- Data extract -
------------------------
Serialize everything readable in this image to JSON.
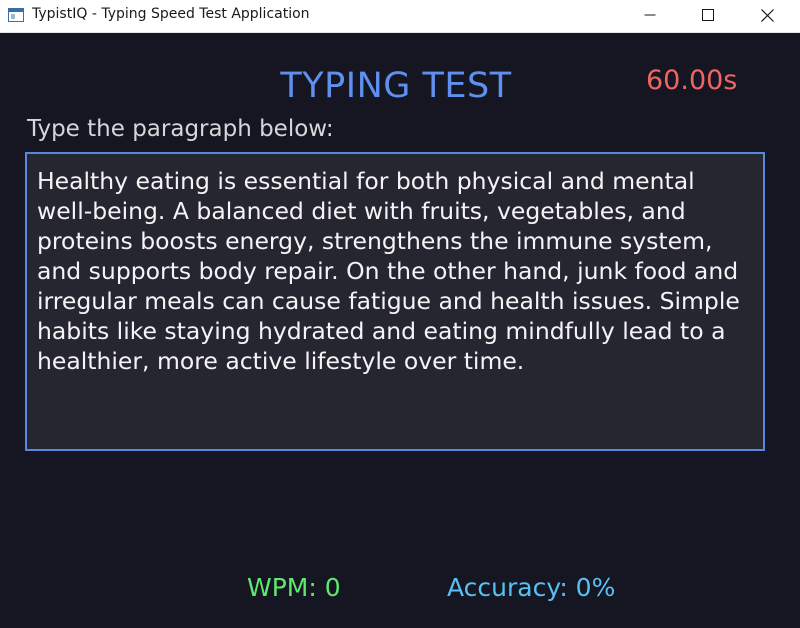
{
  "window": {
    "title": "TypistIQ - Typing Speed Test Application",
    "icons": [
      "app-icon",
      "minimize-icon",
      "maximize-icon",
      "close-icon"
    ]
  },
  "header": {
    "title": "TYPING TEST",
    "timer": "60.00s"
  },
  "main": {
    "prompt": "Type the paragraph below:",
    "paragraph": "Healthy eating is essential for both physical and mental\nwell-being. A balanced diet with fruits, vegetables, and\nproteins boosts energy, strengthens the immune system,\nand supports body repair. On the other hand, junk food and\nirregular meals can cause fatigue and health issues. Simple\nhabits like staying hydrated and eating mindfully lead to a\nhealthier, more active lifestyle over time."
  },
  "stats": {
    "wpm": "WPM: 0",
    "accuracy": "Accuracy: 0%"
  },
  "colors": {
    "background": "#151621",
    "title": "#5f8fef",
    "timer": "#ef6464",
    "wpm": "#5ee86d",
    "accuracy": "#58c0f2",
    "box_border": "#5a86dc",
    "box_fill": "#262631"
  }
}
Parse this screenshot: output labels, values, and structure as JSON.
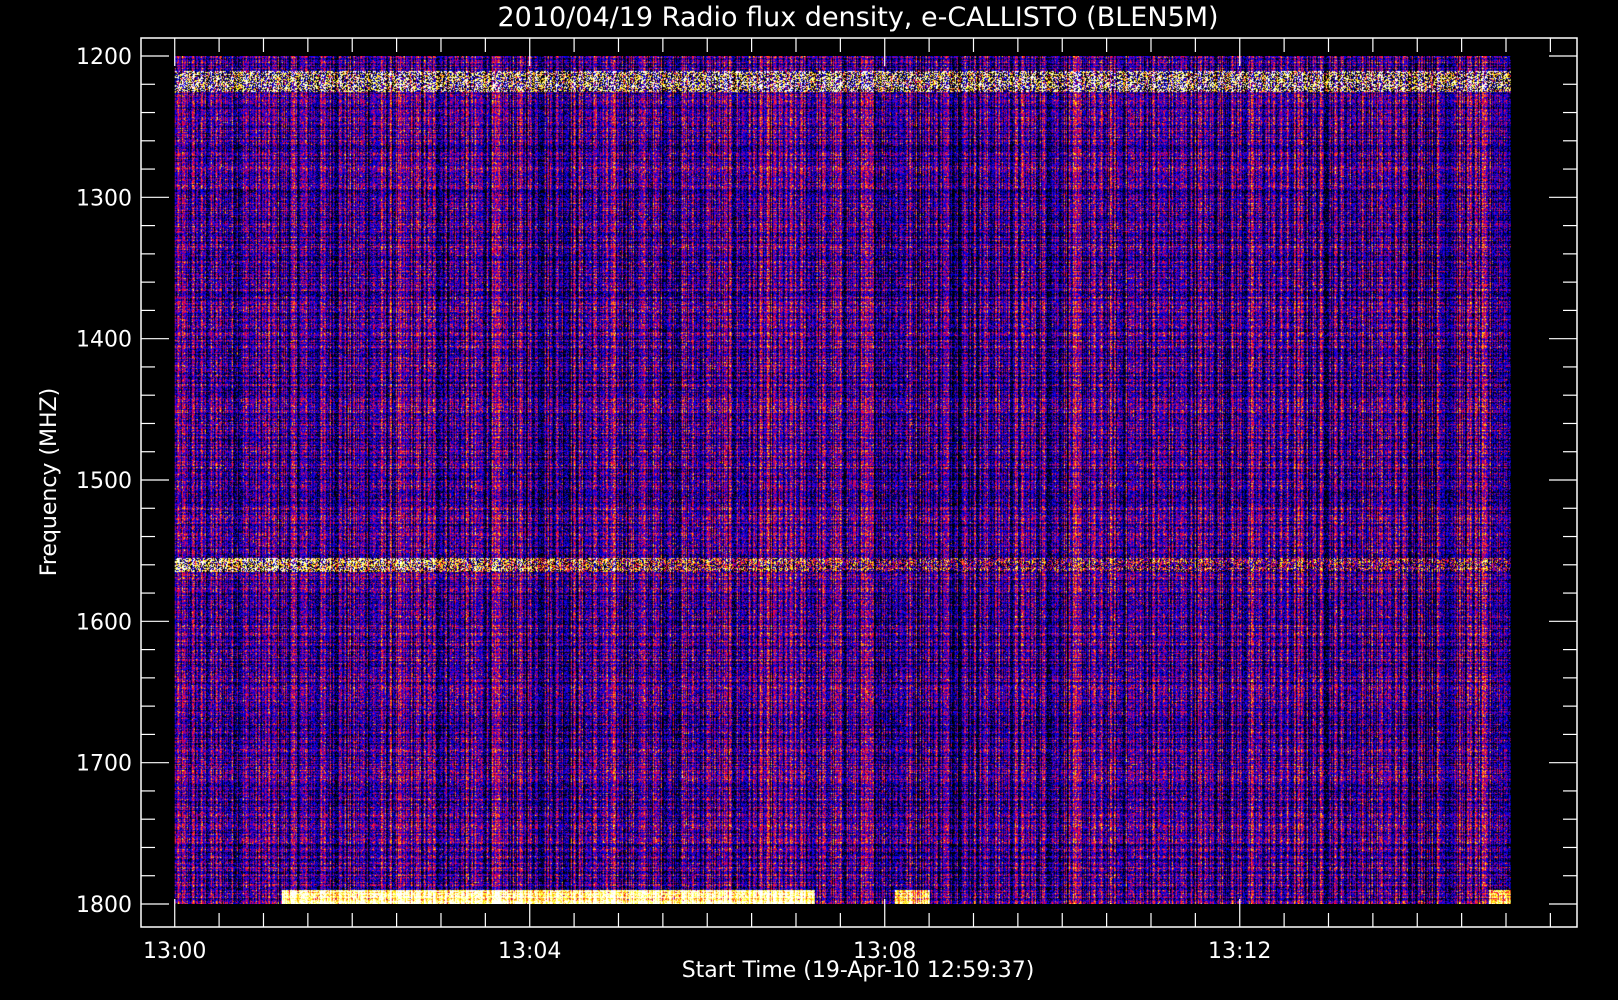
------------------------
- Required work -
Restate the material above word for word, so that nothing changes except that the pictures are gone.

- Final answer -
Serialize everything readable in this image to JSON.
{
  "window": {
    "title": "TypistIQ - Typing Speed Test Application",
    "icons": [
      "app-icon",
      "minimize-icon",
      "maximize-icon",
      "close-icon"
    ]
  },
  "header": {
    "title": "TYPING TEST",
    "timer": "60.00s"
  },
  "main": {
    "prompt": "Type the paragraph below:",
    "paragraph": "Healthy eating is essential for both physical and mental\nwell-being. A balanced diet with fruits, vegetables, and\nproteins boosts energy, strengthens the immune system,\nand supports body repair. On the other hand, junk food and\nirregular meals can cause fatigue and health issues. Simple\nhabits like staying hydrated and eating mindfully lead to a\nhealthier, more active lifestyle over time."
  },
  "stats": {
    "wpm": "WPM: 0",
    "accuracy": "Accuracy: 0%"
  },
  "colors": {
    "background": "#151621",
    "title": "#5f8fef",
    "timer": "#ef6464",
    "wpm": "#5ee86d",
    "accuracy": "#58c0f2",
    "box_border": "#5a86dc",
    "box_fill": "#262631"
  }
}
Parse this screenshot: output labels, values, and structure as JSON.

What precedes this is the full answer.